-- DATA FOR PROCESSING --
Start of Block

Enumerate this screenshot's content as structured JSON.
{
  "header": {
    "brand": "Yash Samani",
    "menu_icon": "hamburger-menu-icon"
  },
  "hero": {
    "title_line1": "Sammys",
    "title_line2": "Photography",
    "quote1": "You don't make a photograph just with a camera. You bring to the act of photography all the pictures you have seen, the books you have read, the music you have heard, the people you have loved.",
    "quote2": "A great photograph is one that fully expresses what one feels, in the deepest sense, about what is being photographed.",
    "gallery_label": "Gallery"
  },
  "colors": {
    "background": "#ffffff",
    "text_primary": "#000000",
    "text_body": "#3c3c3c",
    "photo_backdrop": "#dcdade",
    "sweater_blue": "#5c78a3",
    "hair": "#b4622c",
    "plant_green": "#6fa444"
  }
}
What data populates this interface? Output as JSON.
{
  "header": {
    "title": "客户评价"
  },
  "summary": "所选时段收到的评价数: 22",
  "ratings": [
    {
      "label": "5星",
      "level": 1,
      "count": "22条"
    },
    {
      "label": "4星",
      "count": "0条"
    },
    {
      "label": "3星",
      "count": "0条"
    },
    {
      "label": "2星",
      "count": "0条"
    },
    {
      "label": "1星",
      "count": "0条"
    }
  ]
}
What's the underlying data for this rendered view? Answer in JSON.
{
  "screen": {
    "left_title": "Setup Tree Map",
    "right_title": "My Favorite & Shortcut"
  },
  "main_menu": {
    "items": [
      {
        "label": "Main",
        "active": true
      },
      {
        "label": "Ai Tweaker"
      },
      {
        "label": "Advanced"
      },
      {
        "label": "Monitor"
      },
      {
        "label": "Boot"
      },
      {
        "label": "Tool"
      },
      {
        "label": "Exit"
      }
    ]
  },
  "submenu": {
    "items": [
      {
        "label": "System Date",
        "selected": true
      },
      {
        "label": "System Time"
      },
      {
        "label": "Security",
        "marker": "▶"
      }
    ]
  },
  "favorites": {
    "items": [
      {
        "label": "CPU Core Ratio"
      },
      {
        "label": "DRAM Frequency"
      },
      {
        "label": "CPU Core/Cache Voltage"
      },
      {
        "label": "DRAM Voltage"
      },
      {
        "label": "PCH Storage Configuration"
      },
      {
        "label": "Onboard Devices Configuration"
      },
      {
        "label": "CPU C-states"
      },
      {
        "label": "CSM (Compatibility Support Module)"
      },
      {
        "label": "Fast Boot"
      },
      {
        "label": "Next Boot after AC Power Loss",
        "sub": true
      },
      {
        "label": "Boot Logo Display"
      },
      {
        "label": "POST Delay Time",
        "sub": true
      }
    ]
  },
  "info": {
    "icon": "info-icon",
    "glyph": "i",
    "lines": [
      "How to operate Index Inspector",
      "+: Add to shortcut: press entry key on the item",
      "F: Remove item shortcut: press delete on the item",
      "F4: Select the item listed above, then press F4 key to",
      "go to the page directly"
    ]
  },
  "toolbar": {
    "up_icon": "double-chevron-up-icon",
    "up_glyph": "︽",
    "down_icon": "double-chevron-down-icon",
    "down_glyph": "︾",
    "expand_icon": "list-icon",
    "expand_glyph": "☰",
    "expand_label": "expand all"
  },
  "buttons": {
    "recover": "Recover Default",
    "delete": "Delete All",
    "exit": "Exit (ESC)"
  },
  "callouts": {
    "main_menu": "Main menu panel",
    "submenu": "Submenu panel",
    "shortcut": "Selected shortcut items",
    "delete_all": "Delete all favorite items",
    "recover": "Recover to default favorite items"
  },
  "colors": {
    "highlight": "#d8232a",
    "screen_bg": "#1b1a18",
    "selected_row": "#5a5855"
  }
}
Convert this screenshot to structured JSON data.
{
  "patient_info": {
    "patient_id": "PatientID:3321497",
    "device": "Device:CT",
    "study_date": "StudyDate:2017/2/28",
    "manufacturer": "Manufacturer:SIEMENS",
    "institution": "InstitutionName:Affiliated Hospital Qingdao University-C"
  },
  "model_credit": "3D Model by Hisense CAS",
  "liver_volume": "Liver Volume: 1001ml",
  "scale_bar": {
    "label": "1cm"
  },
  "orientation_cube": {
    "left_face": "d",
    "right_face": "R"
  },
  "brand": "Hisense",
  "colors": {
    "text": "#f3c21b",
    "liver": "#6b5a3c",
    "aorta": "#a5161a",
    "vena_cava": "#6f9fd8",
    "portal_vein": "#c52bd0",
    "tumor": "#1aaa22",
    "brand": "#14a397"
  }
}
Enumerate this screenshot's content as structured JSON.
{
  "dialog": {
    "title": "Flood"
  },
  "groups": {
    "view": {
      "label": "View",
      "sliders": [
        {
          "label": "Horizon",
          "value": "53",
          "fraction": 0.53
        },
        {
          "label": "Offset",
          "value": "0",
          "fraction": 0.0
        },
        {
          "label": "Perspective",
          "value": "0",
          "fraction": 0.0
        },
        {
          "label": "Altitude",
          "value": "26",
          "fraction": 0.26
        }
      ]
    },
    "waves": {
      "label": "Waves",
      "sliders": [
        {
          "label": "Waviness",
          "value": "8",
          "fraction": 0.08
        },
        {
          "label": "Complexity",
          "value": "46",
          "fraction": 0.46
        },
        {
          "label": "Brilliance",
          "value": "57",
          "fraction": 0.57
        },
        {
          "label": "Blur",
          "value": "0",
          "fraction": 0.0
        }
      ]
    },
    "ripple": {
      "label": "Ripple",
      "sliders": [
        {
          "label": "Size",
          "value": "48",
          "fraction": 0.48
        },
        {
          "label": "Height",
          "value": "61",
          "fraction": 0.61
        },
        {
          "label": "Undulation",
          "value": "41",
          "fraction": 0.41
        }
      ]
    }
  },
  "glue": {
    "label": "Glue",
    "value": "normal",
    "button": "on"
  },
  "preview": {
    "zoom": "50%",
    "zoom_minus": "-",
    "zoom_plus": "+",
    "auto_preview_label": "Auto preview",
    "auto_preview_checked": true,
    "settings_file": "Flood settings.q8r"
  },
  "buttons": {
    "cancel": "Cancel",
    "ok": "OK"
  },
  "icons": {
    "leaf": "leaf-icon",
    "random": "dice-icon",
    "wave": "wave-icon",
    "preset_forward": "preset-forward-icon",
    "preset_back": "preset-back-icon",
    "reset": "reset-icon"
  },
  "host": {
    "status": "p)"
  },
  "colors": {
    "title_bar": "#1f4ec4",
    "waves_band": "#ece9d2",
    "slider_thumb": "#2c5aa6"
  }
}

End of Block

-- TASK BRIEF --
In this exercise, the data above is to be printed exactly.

-- RESPONSE BELOW --
Enumerate this screenshot's content as structured JSON.
{
  "header": {
    "brand": "Yash Samani",
    "menu_icon": "hamburger-menu-icon"
  },
  "hero": {
    "title_line1": "Sammys",
    "title_line2": "Photography",
    "quote1": "You don't make a photograph just with a camera. You bring to the act of photography all the pictures you have seen, the books you have read, the music you have heard, the people you have loved.",
    "quote2": "A great photograph is one that fully expresses what one feels, in the deepest sense, about what is being photographed.",
    "gallery_label": "Gallery"
  },
  "colors": {
    "background": "#ffffff",
    "text_primary": "#000000",
    "text_body": "#3c3c3c",
    "photo_backdrop": "#dcdade",
    "sweater_blue": "#5c78a3",
    "hair": "#b4622c",
    "plant_green": "#6fa444"
  }
}
What data populates this interface? Output as JSON.
{
  "header": {
    "title": "客户评价"
  },
  "summary": "所选时段收到的评价数: 22",
  "ratings": [
    {
      "label": "5星",
      "level": 1,
      "count": "22条"
    },
    {
      "label": "4星",
      "count": "0条"
    },
    {
      "label": "3星",
      "count": "0条"
    },
    {
      "label": "2星",
      "count": "0条"
    },
    {
      "label": "1星",
      "count": "0条"
    }
  ]
}
What's the underlying data for this rendered view? Answer in JSON.
{
  "screen": {
    "left_title": "Setup Tree Map",
    "right_title": "My Favorite & Shortcut"
  },
  "main_menu": {
    "items": [
      {
        "label": "Main",
        "active": true
      },
      {
        "label": "Ai Tweaker"
      },
      {
        "label": "Advanced"
      },
      {
        "label": "Monitor"
      },
      {
        "label": "Boot"
      },
      {
        "label": "Tool"
      },
      {
        "label": "Exit"
      }
    ]
  },
  "submenu": {
    "items": [
      {
        "label": "System Date",
        "selected": true
      },
      {
        "label": "System Time"
      },
      {
        "label": "Security",
        "marker": "▶"
      }
    ]
  },
  "favorites": {
    "items": [
      {
        "label": "CPU Core Ratio"
      },
      {
        "label": "DRAM Frequency"
      },
      {
        "label": "CPU Core/Cache Voltage"
      },
      {
        "label": "DRAM Voltage"
      },
      {
        "label": "PCH Storage Configuration"
      },
      {
        "label": "Onboard Devices Configuration"
      },
      {
        "label": "CPU C-states"
      },
      {
        "label": "CSM (Compatibility Support Module)"
      },
      {
        "label": "Fast Boot"
      },
      {
        "label": "Next Boot after AC Power Loss",
        "sub": true
      },
      {
        "label": "Boot Logo Display"
      },
      {
        "label": "POST Delay Time",
        "sub": true
      }
    ]
  },
  "info": {
    "icon": "info-icon",
    "glyph": "i",
    "lines": [
      "How to operate Index Inspector",
      "+: Add to shortcut: press entry key on the item",
      "F: Remove item shortcut: press delete on the item",
      "F4: Select the item listed above, then press F4 key to",
      "go to the page directly"
    ]
  },
  "toolbar": {
    "up_icon": "double-chevron-up-icon",
    "up_glyph": "︽",
    "down_icon": "double-chevron-down-icon",
    "down_glyph": "︾",
    "expand_icon": "list-icon",
    "expand_glyph": "☰",
    "expand_label": "expand all"
  },
  "buttons": {
    "recover": "Recover Default",
    "delete": "Delete All",
    "exit": "Exit (ESC)"
  },
  "callouts": {
    "main_menu": "Main menu panel",
    "submenu": "Submenu panel",
    "shortcut": "Selected shortcut items",
    "delete_all": "Delete all favorite items",
    "recover": "Recover to default favorite items"
  },
  "colors": {
    "highlight": "#d8232a",
    "screen_bg": "#1b1a18",
    "selected_row": "#5a5855"
  }
}
Convert this screenshot to structured JSON data.
{
  "patient_info": {
    "patient_id": "PatientID:3321497",
    "device": "Device:CT",
    "study_date": "StudyDate:2017/2/28",
    "manufacturer": "Manufacturer:SIEMENS",
    "institution": "InstitutionName:Affiliated Hospital Qingdao University-C"
  },
  "model_credit": "3D Model by Hisense CAS",
  "liver_volume": "Liver Volume: 1001ml",
  "scale_bar": {
    "label": "1cm"
  },
  "orientation_cube": {
    "left_face": "d",
    "right_face": "R"
  },
  "brand": "Hisense",
  "colors": {
    "text": "#f3c21b",
    "liver": "#6b5a3c",
    "aorta": "#a5161a",
    "vena_cava": "#6f9fd8",
    "portal_vein": "#c52bd0",
    "tumor": "#1aaa22",
    "brand": "#14a397"
  }
}
Enumerate this screenshot's content as structured JSON.
{
  "dialog": {
    "title": "Flood"
  },
  "groups": {
    "view": {
      "label": "View",
      "sliders": [
        {
          "label": "Horizon",
          "value": "53",
          "fraction": 0.53
        },
        {
          "label": "Offset",
          "value": "0",
          "fraction": 0.0
        },
        {
          "label": "Perspective",
          "value": "0",
          "fraction": 0.0
        },
        {
          "label": "Altitude",
          "value": "26",
          "fraction": 0.26
        }
      ]
    },
    "waves": {
      "label": "Waves",
      "sliders": [
        {
          "label": "Waviness",
          "value": "8",
          "fraction": 0.08
        },
        {
          "label": "Complexity",
          "value": "46",
          "fraction": 0.46
        },
        {
          "label": "Brilliance",
          "value": "57",
          "fraction": 0.57
        },
        {
          "label": "Blur",
          "value": "0",
          "fraction": 0.0
        }
      ]
    },
    "ripple": {
      "label": "Ripple",
      "sliders": [
        {
          "label": "Size",
          "value": "48",
          "fraction": 0.48
        },
        {
          "label": "Height",
          "value": "61",
          "fraction": 0.61
        },
        {
          "label": "Undulation",
          "value": "41",
          "fraction": 0.41
        }
      ]
    }
  },
  "glue": {
    "label": "Glue",
    "value": "normal",
    "button": "on"
  },
  "preview": {
    "zoom": "50%",
    "zoom_minus": "-",
    "zoom_plus": "+",
    "auto_preview_label": "Auto preview",
    "auto_preview_checked": true,
    "settings_file": "Flood settings.q8r"
  },
  "buttons": {
    "cancel": "Cancel",
    "ok": "OK"
  },
  "icons": {
    "leaf": "leaf-icon",
    "random": "dice-icon",
    "wave": "wave-icon",
    "preset_forward": "preset-forward-icon",
    "preset_back": "preset-back-icon",
    "reset": "reset-icon"
  },
  "host": {
    "status": "p)"
  },
  "colors": {
    "title_bar": "#1f4ec4",
    "waves_band": "#ece9d2",
    "slider_thumb": "#2c5aa6"
  }
}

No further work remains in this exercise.